Report how many lines below contain the word "Charger". Write only that number.

(Data provided begins)

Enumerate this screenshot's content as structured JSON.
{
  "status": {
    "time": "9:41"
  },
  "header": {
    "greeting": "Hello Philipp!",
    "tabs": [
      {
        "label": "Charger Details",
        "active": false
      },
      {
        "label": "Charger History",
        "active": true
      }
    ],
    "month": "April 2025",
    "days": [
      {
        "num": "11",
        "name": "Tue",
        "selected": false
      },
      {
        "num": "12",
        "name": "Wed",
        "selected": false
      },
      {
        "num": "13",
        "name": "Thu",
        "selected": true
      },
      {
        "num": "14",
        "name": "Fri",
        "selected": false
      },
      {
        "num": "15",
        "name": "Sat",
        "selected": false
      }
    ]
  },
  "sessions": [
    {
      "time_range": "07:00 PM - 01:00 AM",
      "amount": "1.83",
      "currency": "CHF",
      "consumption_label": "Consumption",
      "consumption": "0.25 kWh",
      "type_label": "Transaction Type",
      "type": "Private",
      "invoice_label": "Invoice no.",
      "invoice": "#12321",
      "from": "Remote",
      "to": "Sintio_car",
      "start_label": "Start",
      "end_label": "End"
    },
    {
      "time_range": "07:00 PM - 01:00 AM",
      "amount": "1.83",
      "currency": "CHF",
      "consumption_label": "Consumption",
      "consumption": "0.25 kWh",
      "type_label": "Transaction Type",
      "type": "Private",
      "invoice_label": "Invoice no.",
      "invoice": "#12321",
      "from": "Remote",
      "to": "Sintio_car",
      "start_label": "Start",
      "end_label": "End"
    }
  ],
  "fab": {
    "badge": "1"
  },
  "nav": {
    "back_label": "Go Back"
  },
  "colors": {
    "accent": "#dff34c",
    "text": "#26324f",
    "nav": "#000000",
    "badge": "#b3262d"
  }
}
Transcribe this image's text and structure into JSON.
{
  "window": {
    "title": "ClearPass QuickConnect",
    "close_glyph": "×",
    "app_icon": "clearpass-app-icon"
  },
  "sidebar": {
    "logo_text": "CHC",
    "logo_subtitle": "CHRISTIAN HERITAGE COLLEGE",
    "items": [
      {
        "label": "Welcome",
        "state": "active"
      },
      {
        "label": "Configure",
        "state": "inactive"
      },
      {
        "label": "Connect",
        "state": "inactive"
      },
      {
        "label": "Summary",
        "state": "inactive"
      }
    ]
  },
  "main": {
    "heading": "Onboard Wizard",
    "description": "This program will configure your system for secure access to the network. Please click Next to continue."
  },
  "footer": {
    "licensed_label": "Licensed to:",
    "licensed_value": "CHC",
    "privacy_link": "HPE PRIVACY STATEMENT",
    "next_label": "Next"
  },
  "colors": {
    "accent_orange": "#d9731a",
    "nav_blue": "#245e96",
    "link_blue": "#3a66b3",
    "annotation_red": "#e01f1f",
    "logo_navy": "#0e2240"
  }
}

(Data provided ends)

Result of this exercise:
2